Government and civil society users

  • Dashboard function for government and civil society focal points with various levels of user permissions and access
  • Database system that tracks the level of response for each report, such as  (a) dispatched, (b) in process, (c) unable to respond due to X reason, (d) resolved, (e) closed
  • Transactional and aggregated reports for data analysis

Two Initial Pilots in Albay and Agusan del Sur

Tingog 2015 is being tested in two areas in the Philippines – Tabaco City, Albay and the municipalities of Bunauan and San Francisco in Agusan del Sur. During this test period, the range of reporting will be limited to one or two general issues, with focus on the common issues, complaints and feedback associated with them. The Tabaco pilot is focusing on a range of health programs related to MDGs 4 & 5 such as reproductive health, nutrition and immunization. The Agusan del Sur pilot will focus on youth, education, employment and entrepreneurship issues.
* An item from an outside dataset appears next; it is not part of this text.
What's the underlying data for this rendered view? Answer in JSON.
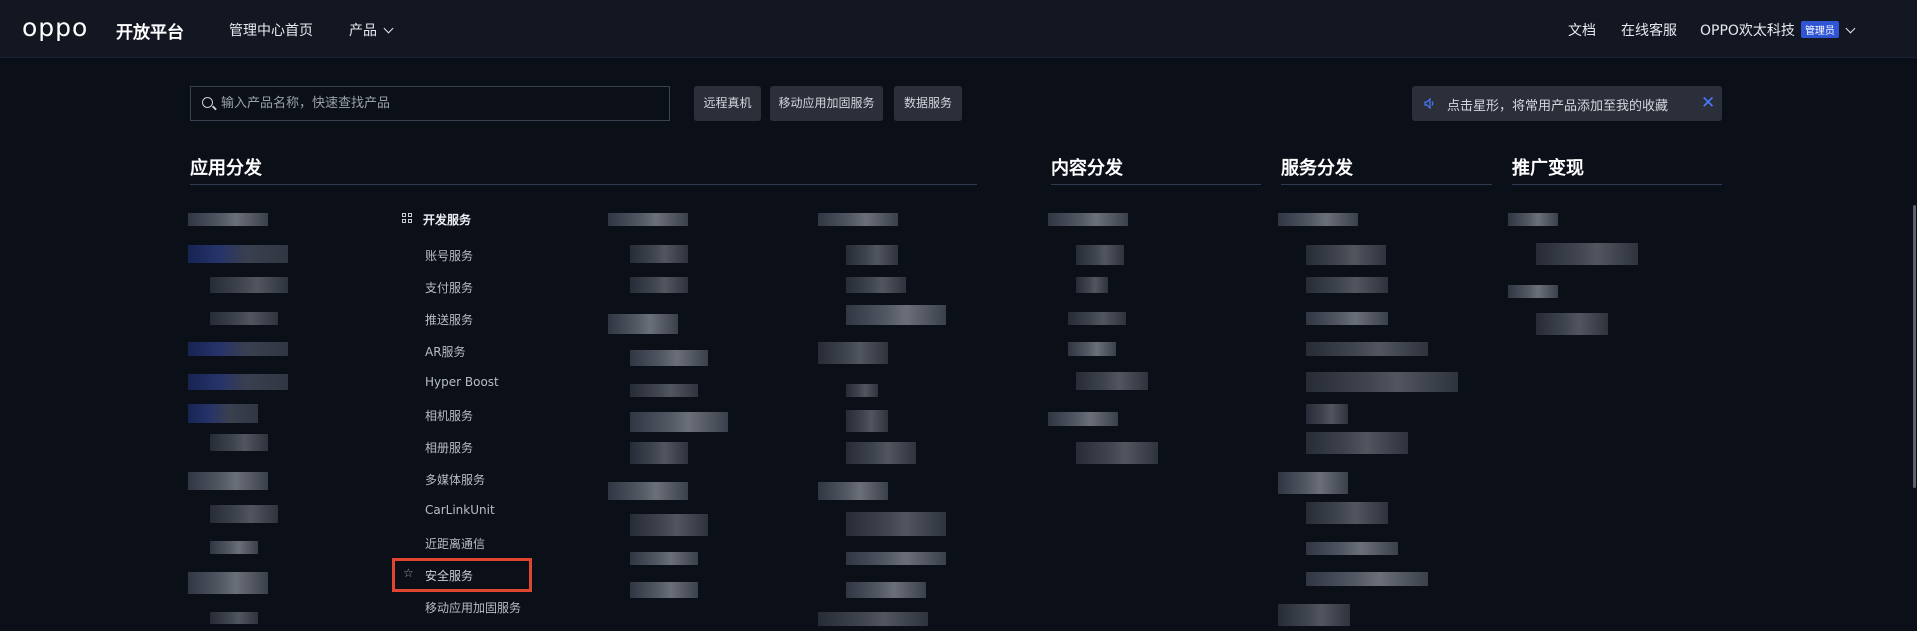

The beta version of Tingog 2015 was soft-launched in October 17, 2011 in celebration of the International Day for Poverty Eradication in Tabaco, Albay. Tingog 2015 was launched by the city’s Mayor Krisel Lagman-Luistro, with the presence of Secretary of Interior and Local Government Jesse Robredo, WHO Country Representative Soe Nyunt-U representing the UN Philippines, 2010 Ms. Universe 4th Runner- Up and talk show host Ma. Venus Raj, who agreed to be Tingog’s spokesperson, and Social Watch Philippines co-convenor Jessica Cantos, all representing the multi-stakeholder partnerships forged for the initiative. The beta version was tested for 3 months, results of which are being used as inputs to refining the program design and building a full version of Tingog 2015  The development of the new system is underway and is awaiting complete integration with ‘2015.’

Tingog builds on a multi-stakeholder partnership among local government officials, ordinary citizens, civil society and the media. To ensure the participation and support of the community for Tingog 2015, civil society groups from both Tabaco and Agusan del Sur are undergoing continuing capacity building to develop a claimholding and development-partner mindset.

A communications and advocacy strategy is also being rolled out with the aim of incentivizing the public to send feedback and encourage local government to respond immediately.

A monitoring and evaluation (M&E) system is being developed, in order to provide a measurable and verifiable means of evaluating the relevance and effectiveness of the system.

At the end of the pilot process in both Albay and Agusan del Sur, it is envisaged that a replication guide for roll-out to LGUs, including training manuals and the software itself, will be turned over to the Department of the Interior and Local Government and the House of Representatives, with the hope of it becoming a necessary and practical monitoring and feedback tool for local development planning.

Achievements to Date

(1)   Tingog is the first feedback system in the country that brings together the private sector, civil society, media and the government.

  • Globe, Smart and Sun have all agreed to provide the ‘2015’ short code for a charge of only 1 Php per text. This is a first in the history of the telcos.
  • Civil society organizations have been given full viewing rights to the system. They are able to see all reports received, actions taken, pending reports, and be able to generate summary reports and analysis.
  • Media will be provided with success stories on Tingog to encourage citizen reporting and excellent performance of service providers.                                      

(2)   Tingog has given voice to citizens and empowered them to become active partners in governance.

  • Tingog is introduced to change citizens’ mindsets from that of resignation to that of empowerment.
  • With the anonymity that text messaging provides, citizens are now more encouraged to speak up on issues relating to service providers.

(3)   Tingog has cultivated a service-oriented attitude and contributed to a culture of accountability among local government and service providers.

  • Even without receiving reports, the set-up of Tingog itself has encouraged local service providers to improve their services and attitude towards clients.
  • At the same time, local officials expressed appreciation for positive feedback received through Tingog.